Nothing ever goes quite right the first time around. Let’s face it, our first run at just about anything ends up with more failure than success. That’s all right. We take that experience and we grow a little from it. This applies to impressions as well, you see something and you make a judgment. You’re not getting all the information yet, but you still put a critique on it. I’m guilty of this when looking at the whole “Subscription MMO” idea. Here’s a little story about how something I judged harshly (with good reason) grew into something that consumed a large chunk of my life.
The basics are still all there. The game starts off real slow with a lot of characters telling you about the world, then demanding that you run tedious errands. But there was something just a little different about it this time around. The fetch quests were simple, sure, but they showed me the area, took me past things that I stopped and was interested in. Between the “go find this, go hunt this, go talk to X”, I got this feeling that the game was focusing on me, the player, growing to understand it the world and adapt into it. It started off simple because there’s so much more than pushing a button on something to pick it up or attack it. The basic elements of the game that seemed so routine always had a faster, more efficient way to achieve more. It was up to me, as a player, to figure this out and adapt to the world. This all became even more apparent as I entered my first dungeon. It wasn’t just a smash and grab event, it required teamwork, communication, and reacting to the events together. The common stereotype I held of “A guy tanks, a guy does DPS, a guy heals” quickly faded away as teams reacted, swapped positions, utilized their strengths, and adapted to achieve success together.
I adore the dungeon runs. The mix of classes synergizing together was far more entertaining than everyone just trying to damage race the others as though they had something to prove. This is done even better with the “Duty Finder” system. This system allows one to queue up for a dungeon and be assigned to a group that would benefit most from your class. This of course means that the players who want to be the big/constant damage dealers will find themselves waiting for longer than supportive or tankier characters. To help with this wait time, nearly every major city has “FATEs” (Full Action Time Event) set up nearby. These FATEs are full of quick spawning creatures that allow anyone to gain some extra experience and practice skills while waiting for the Duty Finder to finish preparing a party. Of course the dungeons and FATEs are just a small part of what there is to do in-game, but the way it’s implemented really caught and held my attention.
What really tips FFXIV over the top is the immersive and beautiful world.
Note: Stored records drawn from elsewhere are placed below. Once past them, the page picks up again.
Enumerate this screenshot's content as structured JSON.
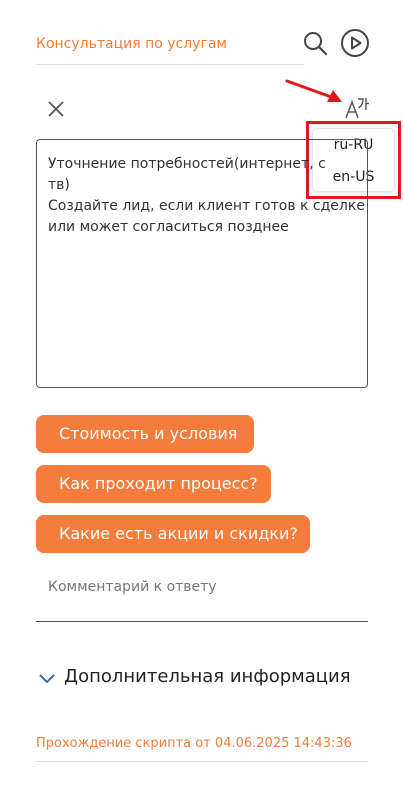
{
  "header": {
    "title": "Консультация по услугам",
    "search_icon": "search-icon",
    "play_icon": "play-icon"
  },
  "toolbar": {
    "close_icon": "close-icon",
    "translate_icon": "translate-icon"
  },
  "language_menu": {
    "items": [
      "ru-RU",
      "en-US"
    ]
  },
  "script_text": {
    "lines": [
      "Уточнение потребностей(интернет, с",
      "тв)",
      "Создайте лид, если клиент готов к сделке",
      "или может согласиться позднее"
    ]
  },
  "quick_replies": [
    "Стоимость и условия",
    "Как проходит процесс?",
    "Какие есть акции и скидки?"
  ],
  "comment": {
    "placeholder": "Комментарий к ответу"
  },
  "extra_info": {
    "label": "Дополнительная информация"
  },
  "script_run": {
    "text": "Прохождение скрипта от 04.06.2025 14:43:36"
  },
  "colors": {
    "accent": "#f47c3c",
    "highlight": "#e2161c"
  }
}
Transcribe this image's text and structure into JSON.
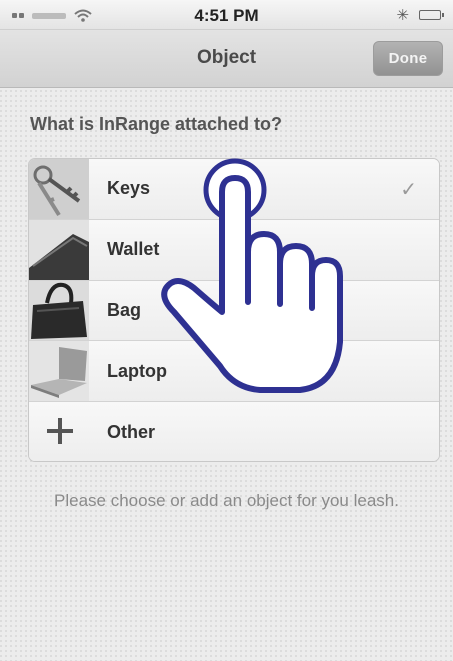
{
  "status_bar": {
    "time": "4:51 PM",
    "wifi_icon": "wifi-icon",
    "bluetooth_icon": "bluetooth-icon",
    "bluetooth_glyph": "✳",
    "battery_icon": "battery-icon"
  },
  "nav_bar": {
    "title": "Object",
    "done_label": "Done"
  },
  "question": "What is InRange attached to?",
  "objects": [
    {
      "label": "Keys",
      "icon": "keys-photo-icon",
      "selected": true
    },
    {
      "label": "Wallet",
      "icon": "wallet-photo-icon",
      "selected": false
    },
    {
      "label": "Bag",
      "icon": "bag-photo-icon",
      "selected": false
    },
    {
      "label": "Laptop",
      "icon": "laptop-photo-icon",
      "selected": false
    },
    {
      "label": "Other",
      "icon": "plus-icon",
      "selected": false
    }
  ],
  "check_glyph": "✓",
  "hint": "Please choose or add an object for you leash.",
  "colors": {
    "background": "#ececec",
    "nav_bar": "#d9d9d9",
    "done_button": "#a3a3a3",
    "hand_outline": "#2e3192"
  },
  "overlay": {
    "icon": "tap-hand-icon"
  }
}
Everything is visually stunning. Towns range from covert forest camps surrounded by nature to grand fortresses with towers that pierce into the sky. The music and sounds smoothly blend into each situation I find myself in. I began with very simple clanks and swooshes as I fought small basic creatures. As I grew in power, my attacks grew more fierce and had this satisfying impact against the ever growing opponents. Fights grew into this almost cinematic experience as all the game elements work together to give an intense atmosphere followed by a satisfying conclusion (or a crushing defeat in unfortunate cases). If there was any complaint I had for the audio it would be that voice acting is somewhat limited. I feel quests would have more weight with spoken lines, but I suppose it’s an acceptable limitation the game has run into.
(credit to Jessica Cornelius for the screenshot)
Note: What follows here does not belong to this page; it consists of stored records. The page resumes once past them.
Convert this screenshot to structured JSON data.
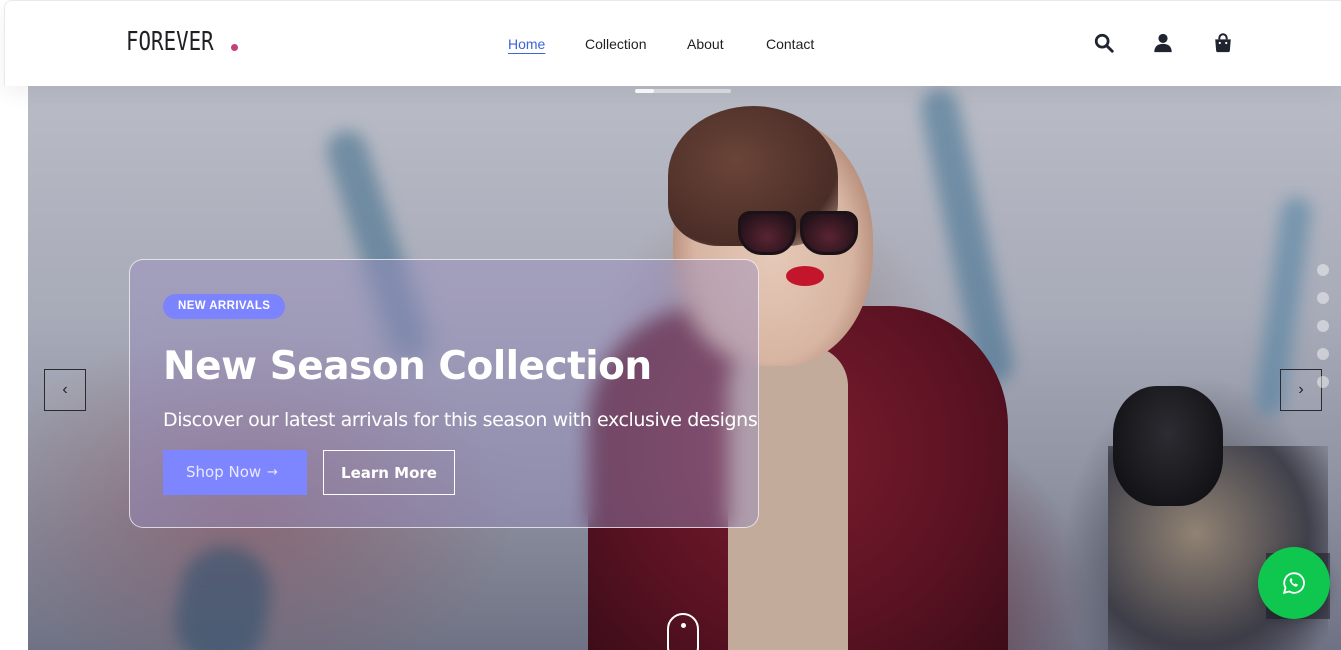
{
  "header": {
    "logo_text": "FOREVER",
    "nav": [
      {
        "label": "Home",
        "active": true
      },
      {
        "label": "Collection",
        "active": false
      },
      {
        "label": "About",
        "active": false
      },
      {
        "label": "Contact",
        "active": false
      }
    ],
    "icons": [
      "search-icon",
      "user-icon",
      "shopping-bag-icon"
    ]
  },
  "hero": {
    "slide_progress": 0.2,
    "badge": "NEW ARRIVALS",
    "title": "New Season Collection",
    "subtitle": "Discover our latest arrivals for this season with exclusive designs",
    "primary_button": "Shop Now",
    "secondary_button": "Learn More",
    "prev_icon": "chevron-left-icon",
    "next_icon": "chevron-right-icon",
    "slide_dots_count": 5
  },
  "colors": {
    "accent": "#7b83ff",
    "active_nav": "#3d63d8",
    "logo_dot": "#c3407b",
    "whatsapp": "#0fc74f"
  },
  "whatsapp": {
    "icon": "whatsapp-icon"
  }
}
One of my biggest fears coming back to this game years later was “older content” being obsolete and phased out. In Heavensword’s newest 3.1.5 patch, they made it relevant to go back to older content to gain powerful gear as well as the possibility for fun cosmetic items. They also tied beating the older content to getting one of the strongest weapons in the game (at the time) to beating older raids with new people so the veterans could get their items while the new people could watch the cutscenes and interact with some of the game veterans. Additionally the game updated the music, sounds, and craftable items for earlier content rather than just adding to the late game. For the current content, the game offers weekly rewards for running a huge 24-man raid and they introduced two tiers of raiding so that the casual players can experience the story of the raid and have a “light” version and the hardcore players could have their “savage” version for the challenge. The game constantly develops satisfying content for both new players and the elites that have been subscribed for so long.
(Bahamut Coil Turn 12 – credit to Jessica Cornelius)
There is something for everyone here, you pick the role you wish to play in the world and off you go. The game allows the player to easily switch between roles/classes to suit whatever is desired without having to start a new character. While the subscription fee might be a turnoff, it’s clear that the game is constantly developing and updating on a regular basis. After such an awful start, Final Fantasy XIV has really worked hard to iron out it’s many kinks. There is a great sense of joy that comes from knowing that my party conquered an incredibly difficult raid because I had prepared grilled sweetfish beforehand. Who doesn’t want to say you saved the world from cataclysmic destruction because you can make a mean plate of curry? I definitely enjoy the game and wanted to share my experiences with all of you.